The Declutter Diaries is a series of posts I did for a former blog as a glimpse inside a real decluttering project [with occasional editorial comments from my present self]. You can start with Day One here.
Today I devised a plan for how I’m going to declutter. I divided my house into decluttering “zones.” Basically, I ranked each room as to how difficult it would be to declutter it and then grouped them into five groups: 1) Attic, 2) School/Office, 3) Bedrooms/Bathroom/Living Room, 4) Kitchen, 5) Basement. I decided to go with a top-down approach since time-wise the most pressing need is to get the attic done before it gets too hot to work up there. [Divide and conquer is always a good strategy.]
The bedrooms, bathroom and living room I grouped together because they have a low volume of stuff (we’re talking small rooms). The other rooms have tons of stuff and are kind of overwhelming to me, so they each got their own zone. 90 days is about 13 weeks, so each of my zones gets two weeks for decluttering. That gives me 3 weeks left over for random days off and because I just know some things will take longer than planned (they always do).
This evening I sat up in my attic looking around trying to decide if this seemed do-able in two weeks. It seemed okay, so I’m going to go with this plan for now. Two weeks means I’m going to plan on having 10 work days to do this. I’m going to divide the work roughly in half and call that week one, and the other half week two. Then I’ll work on pacing myself each day to get through the stuff by the end of the week.
Any “extra” days will be used for finishing up, trying to find homes for anything that has a chronic “homelessness” problem, and developing systems for dealing with future clutter and projects. [This seemed like a good plan at the time, but I really wasn’t able to think about developing systems while I was doing this project. And so, here I am, years later, trying to work on getting those systems set up…]
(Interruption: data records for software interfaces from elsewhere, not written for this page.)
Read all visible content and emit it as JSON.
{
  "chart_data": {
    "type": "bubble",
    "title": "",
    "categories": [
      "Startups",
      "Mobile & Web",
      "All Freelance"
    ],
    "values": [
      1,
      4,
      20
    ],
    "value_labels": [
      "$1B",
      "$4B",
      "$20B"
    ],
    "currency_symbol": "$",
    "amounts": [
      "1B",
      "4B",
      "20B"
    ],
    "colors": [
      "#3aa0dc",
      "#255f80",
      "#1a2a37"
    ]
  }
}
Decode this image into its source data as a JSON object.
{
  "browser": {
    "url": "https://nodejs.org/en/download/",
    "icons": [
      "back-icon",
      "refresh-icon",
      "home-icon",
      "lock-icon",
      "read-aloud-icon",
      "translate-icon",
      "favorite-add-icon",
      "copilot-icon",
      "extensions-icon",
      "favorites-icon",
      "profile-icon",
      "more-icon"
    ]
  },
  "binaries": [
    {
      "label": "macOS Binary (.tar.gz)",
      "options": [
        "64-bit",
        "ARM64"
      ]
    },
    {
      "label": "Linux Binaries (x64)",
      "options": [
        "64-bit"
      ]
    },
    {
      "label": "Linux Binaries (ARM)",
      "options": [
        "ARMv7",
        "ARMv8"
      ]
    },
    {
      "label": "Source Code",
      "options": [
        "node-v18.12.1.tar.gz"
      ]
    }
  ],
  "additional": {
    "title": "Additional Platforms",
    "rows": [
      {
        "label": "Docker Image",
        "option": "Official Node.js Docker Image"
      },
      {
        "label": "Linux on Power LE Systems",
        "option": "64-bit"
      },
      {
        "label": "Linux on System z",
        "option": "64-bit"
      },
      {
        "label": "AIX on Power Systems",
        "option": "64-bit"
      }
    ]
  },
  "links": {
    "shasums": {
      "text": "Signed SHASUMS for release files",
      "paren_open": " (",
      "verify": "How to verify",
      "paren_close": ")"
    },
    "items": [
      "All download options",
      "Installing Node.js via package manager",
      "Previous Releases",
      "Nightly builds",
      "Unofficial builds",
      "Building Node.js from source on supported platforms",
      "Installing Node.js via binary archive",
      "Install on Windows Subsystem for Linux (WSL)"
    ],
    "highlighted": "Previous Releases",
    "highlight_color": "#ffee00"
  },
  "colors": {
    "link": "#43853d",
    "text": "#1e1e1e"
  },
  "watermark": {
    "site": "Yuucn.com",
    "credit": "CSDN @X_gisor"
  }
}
After working on my attic for a few days now, my biggest hurdle seems to be in actually disposing of stuff and not just rearranging and “neatening” it up. [So true! We are so capable of fooling ourselves by shuffling stuff instead of getting it out.] It’s tough to get rid of things I’ve had for a long time. It’s tough to admit I wasted money on something I’m just not going to use.
It’s also hard to get rid of projects I’ll never finish. It makes me feel like a “quitter” or like I’m not living up to my image of “what good moms do.” Sometimes it’s tough to let go of things because those projects remind me of who I used to be, even though I no longer have any interest in it. [Past Self, it does get easier with practice, and finite storage space has a way of convincing you you’ll have to let go of the past if you want to move into the future.]
I think I’ll go sit in my attic and try to capture the feeling of freedom I will have when I’m not weighed down by guilt, feelings of failure, and who I used to be…I’d rather think about who I’m going to be in 90 days….wouldn’t you? [That’s the spirit, Past Self! Focus on where you are headed, not the rearview mirror.]